------ RECORDS FOR THIS TASK ------

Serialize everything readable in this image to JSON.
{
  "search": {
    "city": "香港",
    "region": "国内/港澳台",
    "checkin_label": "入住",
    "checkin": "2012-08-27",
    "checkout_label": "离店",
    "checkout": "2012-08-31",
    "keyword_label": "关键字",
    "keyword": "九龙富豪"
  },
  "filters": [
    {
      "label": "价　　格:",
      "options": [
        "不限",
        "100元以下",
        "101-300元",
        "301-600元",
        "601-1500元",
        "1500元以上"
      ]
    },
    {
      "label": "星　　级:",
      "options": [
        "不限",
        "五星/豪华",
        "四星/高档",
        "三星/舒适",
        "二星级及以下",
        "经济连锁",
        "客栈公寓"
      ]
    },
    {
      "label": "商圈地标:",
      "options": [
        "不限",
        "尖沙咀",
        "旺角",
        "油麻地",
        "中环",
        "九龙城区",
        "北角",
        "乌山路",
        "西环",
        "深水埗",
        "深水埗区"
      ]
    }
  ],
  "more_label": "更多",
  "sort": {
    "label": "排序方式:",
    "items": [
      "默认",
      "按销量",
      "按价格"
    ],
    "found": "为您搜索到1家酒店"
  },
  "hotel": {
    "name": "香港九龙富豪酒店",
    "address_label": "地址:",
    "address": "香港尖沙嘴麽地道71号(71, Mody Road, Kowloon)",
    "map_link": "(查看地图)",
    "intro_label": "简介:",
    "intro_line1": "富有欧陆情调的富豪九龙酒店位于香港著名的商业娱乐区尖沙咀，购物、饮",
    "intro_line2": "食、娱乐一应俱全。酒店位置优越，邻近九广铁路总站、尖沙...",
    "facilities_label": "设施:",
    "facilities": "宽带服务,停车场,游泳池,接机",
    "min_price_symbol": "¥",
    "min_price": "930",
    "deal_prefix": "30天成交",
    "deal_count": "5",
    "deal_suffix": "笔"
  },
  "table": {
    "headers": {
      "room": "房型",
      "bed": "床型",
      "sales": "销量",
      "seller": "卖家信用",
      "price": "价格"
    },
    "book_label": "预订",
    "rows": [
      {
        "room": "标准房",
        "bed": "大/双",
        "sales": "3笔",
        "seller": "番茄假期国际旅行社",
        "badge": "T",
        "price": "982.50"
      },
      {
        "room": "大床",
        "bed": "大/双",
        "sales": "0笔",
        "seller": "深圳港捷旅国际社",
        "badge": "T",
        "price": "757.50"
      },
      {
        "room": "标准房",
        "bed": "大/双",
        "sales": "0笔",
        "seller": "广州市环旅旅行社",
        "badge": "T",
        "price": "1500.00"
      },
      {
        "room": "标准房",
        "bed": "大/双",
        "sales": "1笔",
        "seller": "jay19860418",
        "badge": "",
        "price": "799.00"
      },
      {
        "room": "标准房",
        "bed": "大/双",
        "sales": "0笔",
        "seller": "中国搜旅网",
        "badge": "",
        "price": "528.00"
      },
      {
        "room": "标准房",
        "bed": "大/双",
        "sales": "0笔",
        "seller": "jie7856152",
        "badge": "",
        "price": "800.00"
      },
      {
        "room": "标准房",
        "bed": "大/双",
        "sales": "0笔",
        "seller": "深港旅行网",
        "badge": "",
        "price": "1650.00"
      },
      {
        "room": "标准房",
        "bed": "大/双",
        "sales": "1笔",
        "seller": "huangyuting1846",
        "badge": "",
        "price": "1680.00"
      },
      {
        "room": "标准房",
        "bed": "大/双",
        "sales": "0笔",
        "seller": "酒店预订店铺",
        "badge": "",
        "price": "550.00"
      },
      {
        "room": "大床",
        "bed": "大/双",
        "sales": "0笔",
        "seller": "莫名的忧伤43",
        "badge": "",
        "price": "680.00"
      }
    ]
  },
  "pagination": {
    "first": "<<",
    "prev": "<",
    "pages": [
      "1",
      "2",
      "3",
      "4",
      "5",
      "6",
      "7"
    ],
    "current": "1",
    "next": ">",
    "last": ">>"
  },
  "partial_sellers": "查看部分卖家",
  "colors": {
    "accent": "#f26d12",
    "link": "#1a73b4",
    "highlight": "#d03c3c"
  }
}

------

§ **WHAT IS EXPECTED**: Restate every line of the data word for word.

§ **WRITTEN ANSWER**:
Serialize everything readable in this image to JSON.
{
  "search": {
    "city": "香港",
    "region": "国内/港澳台",
    "checkin_label": "入住",
    "checkin": "2012-08-27",
    "checkout_label": "离店",
    "checkout": "2012-08-31",
    "keyword_label": "关键字",
    "keyword": "九龙富豪"
  },
  "filters": [
    {
      "label": "价　　格:",
      "options": [
        "不限",
        "100元以下",
        "101-300元",
        "301-600元",
        "601-1500元",
        "1500元以上"
      ]
    },
    {
      "label": "星　　级:",
      "options": [
        "不限",
        "五星/豪华",
        "四星/高档",
        "三星/舒适",
        "二星级及以下",
        "经济连锁",
        "客栈公寓"
      ]
    },
    {
      "label": "商圈地标:",
      "options": [
        "不限",
        "尖沙咀",
        "旺角",
        "油麻地",
        "中环",
        "九龙城区",
        "北角",
        "乌山路",
        "西环",
        "深水埗",
        "深水埗区"
      ]
    }
  ],
  "more_label": "更多",
  "sort": {
    "label": "排序方式:",
    "items": [
      "默认",
      "按销量",
      "按价格"
    ],
    "found": "为您搜索到1家酒店"
  },
  "hotel": {
    "name": "香港九龙富豪酒店",
    "address_label": "地址:",
    "address": "香港尖沙嘴麽地道71号(71, Mody Road, Kowloon)",
    "map_link": "(查看地图)",
    "intro_label": "简介:",
    "intro_line1": "富有欧陆情调的富豪九龙酒店位于香港著名的商业娱乐区尖沙咀，购物、饮",
    "intro_line2": "食、娱乐一应俱全。酒店位置优越，邻近九广铁路总站、尖沙...",
    "facilities_label": "设施:",
    "facilities": "宽带服务,停车场,游泳池,接机",
    "min_price_symbol": "¥",
    "min_price": "930",
    "deal_prefix": "30天成交",
    "deal_count": "5",
    "deal_suffix": "笔"
  },
  "table": {
    "headers": {
      "room": "房型",
      "bed": "床型",
      "sales": "销量",
      "seller": "卖家信用",
      "price": "价格"
    },
    "book_label": "预订",
    "rows": [
      {
        "room": "标准房",
        "bed": "大/双",
        "sales": "3笔",
        "seller": "番茄假期国际旅行社",
        "badge": "T",
        "price": "982.50"
      },
      {
        "room": "大床",
        "bed": "大/双",
        "sales": "0笔",
        "seller": "深圳港捷旅国际社",
        "badge": "T",
        "price": "757.50"
      },
      {
        "room": "标准房",
        "bed": "大/双",
        "sales": "0笔",
        "seller": "广州市环旅旅行社",
        "badge": "T",
        "price": "1500.00"
      },
      {
        "room": "标准房",
        "bed": "大/双",
        "sales": "1笔",
        "seller": "jay19860418",
        "badge": "",
        "price": "799.00"
      },
      {
        "room": "标准房",
        "bed": "大/双",
        "sales": "0笔",
        "seller": "中国搜旅网",
        "badge": "",
        "price": "528.00"
      },
      {
        "room": "标准房",
        "bed": "大/双",
        "sales": "0笔",
        "seller": "jie7856152",
        "badge": "",
        "price": "800.00"
      },
      {
        "room": "标准房",
        "bed": "大/双",
        "sales": "0笔",
        "seller": "深港旅行网",
        "badge": "",
        "price": "1650.00"
      },
      {
        "room": "标准房",
        "bed": "大/双",
        "sales": "1笔",
        "seller": "huangyuting1846",
        "badge": "",
        "price": "1680.00"
      },
      {
        "room": "标准房",
        "bed": "大/双",
        "sales": "0笔",
        "seller": "酒店预订店铺",
        "badge": "",
        "price": "550.00"
      },
      {
        "room": "大床",
        "bed": "大/双",
        "sales": "0笔",
        "seller": "莫名的忧伤43",
        "badge": "",
        "price": "680.00"
      }
    ]
  },
  "pagination": {
    "first": "<<",
    "prev": "<",
    "pages": [
      "1",
      "2",
      "3",
      "4",
      "5",
      "6",
      "7"
    ],
    "current": "1",
    "next": ">",
    "last": ">>"
  },
  "partial_sellers": "查看部分卖家",
  "colors": {
    "accent": "#f26d12",
    "link": "#1a73b4",
    "highlight": "#d03c3c"
  }
}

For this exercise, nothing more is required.